Bullying is a serious problem that must be addressed. Many anti-bullying programs have been set up to teach children how to confront bullies. I know you’ve all been to those types of assemblies where your principal, vice principal or oher adult gives a presentation about how to deal with bullies. They tell you that bullies only pick on other kids because they feel insecure and that this is their way of dealing with it. There is an imbalance of power, bystanders can help, turn it around at the bullies, make a joke out of it, tell a responsible adult. These are all things that have been said to you countless times.
But do they really work? I admit that this stereotypical bullying situation does happen sometimes, and it can be solved by methods such as telling an adult and turning it around at the bully. However, sometimes, telling an adult, even anonymously, creates other problems. For example, in middle school, somebody did something to me that was absolutely wrong, but I won’t get into details. I did what I had been taught to do, and went to a responsible adult. I later found out that a popular kid had dared another person to do that wrong thing. Both students got in serious trouble, but in school, my peers didn’t think that they had done wrong. In fact, they blamed me for tattling on the popular kid. Apparently daring somebody to do something wrong removes you from blame, at least according to several of my peers. I became socially shunned for a part of that year.
Conventional methods of dealing with bullying don’t always work. I personally haven’t seen many examples when they would have worked. However, I still suggest going to a responsible adult; it just may not produce results the way you might think. You have also probably been taught to turn it around in the bully’s face, but that doesn’t really work well either. Sometimes it even makes the situation worse. Bullying programs say that kids bully because they feel insecure about themselves, but that is not always true. From what I have seen, a large number of kids bully because they think it’s funny and it makes them look cool. I have witnessed times when people don’t even really realize that they are being a bully.
New methods need to be devised to confront bullying. I unfortunately have not been able to think of many, but I know that better ways of dealing with bullying are out there. Possibly more anonymous ways of dealing with bullying would remove the “You tattled!” factor, and other methods of victims confronting bullies could help stop bullying as well. However, more bullying assemblies isn’t the answer. In fact, the only people who generally listen to those assemblies are the people who don’t bully. The other people are too busy talking with their friends or laughing at the (corny) anti-bullying videos.

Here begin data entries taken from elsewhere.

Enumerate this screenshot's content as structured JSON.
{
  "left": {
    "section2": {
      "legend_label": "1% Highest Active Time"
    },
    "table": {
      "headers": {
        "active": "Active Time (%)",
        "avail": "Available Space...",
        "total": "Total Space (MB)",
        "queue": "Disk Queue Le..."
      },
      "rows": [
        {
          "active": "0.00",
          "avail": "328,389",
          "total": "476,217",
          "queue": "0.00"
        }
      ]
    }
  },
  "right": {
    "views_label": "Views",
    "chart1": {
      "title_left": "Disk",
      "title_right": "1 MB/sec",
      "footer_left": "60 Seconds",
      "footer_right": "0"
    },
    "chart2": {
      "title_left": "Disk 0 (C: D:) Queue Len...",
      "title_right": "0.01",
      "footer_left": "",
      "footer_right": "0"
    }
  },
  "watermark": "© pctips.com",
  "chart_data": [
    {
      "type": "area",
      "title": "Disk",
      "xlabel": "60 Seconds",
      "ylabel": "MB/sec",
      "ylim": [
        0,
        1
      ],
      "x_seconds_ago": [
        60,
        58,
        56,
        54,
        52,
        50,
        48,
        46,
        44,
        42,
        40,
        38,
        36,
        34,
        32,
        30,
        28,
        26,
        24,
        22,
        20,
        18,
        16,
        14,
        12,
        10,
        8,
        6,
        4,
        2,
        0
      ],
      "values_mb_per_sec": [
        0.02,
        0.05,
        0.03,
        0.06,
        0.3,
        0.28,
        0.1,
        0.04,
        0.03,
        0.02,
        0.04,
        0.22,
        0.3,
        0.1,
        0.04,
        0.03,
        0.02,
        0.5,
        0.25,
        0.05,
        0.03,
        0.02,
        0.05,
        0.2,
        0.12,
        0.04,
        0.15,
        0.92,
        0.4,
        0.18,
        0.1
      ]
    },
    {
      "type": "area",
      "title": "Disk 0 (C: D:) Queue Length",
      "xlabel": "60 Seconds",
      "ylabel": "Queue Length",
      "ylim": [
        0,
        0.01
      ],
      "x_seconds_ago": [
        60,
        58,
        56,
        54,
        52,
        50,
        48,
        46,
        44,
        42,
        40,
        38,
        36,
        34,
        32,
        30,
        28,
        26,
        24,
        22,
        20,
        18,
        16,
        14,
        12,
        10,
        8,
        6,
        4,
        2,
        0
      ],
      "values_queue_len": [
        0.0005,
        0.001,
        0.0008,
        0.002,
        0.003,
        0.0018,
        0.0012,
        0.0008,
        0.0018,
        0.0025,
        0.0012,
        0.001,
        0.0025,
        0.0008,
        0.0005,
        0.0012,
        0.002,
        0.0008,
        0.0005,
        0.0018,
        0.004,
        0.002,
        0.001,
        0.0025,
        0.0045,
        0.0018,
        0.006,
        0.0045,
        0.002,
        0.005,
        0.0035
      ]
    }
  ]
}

Adults have made these bullying programs, but kids are the ones trying to use them. We need to find new methods of confronting bullying. The current methods are good ideas on paper, but fail in action.
Submitted anonymously by a 7th grader.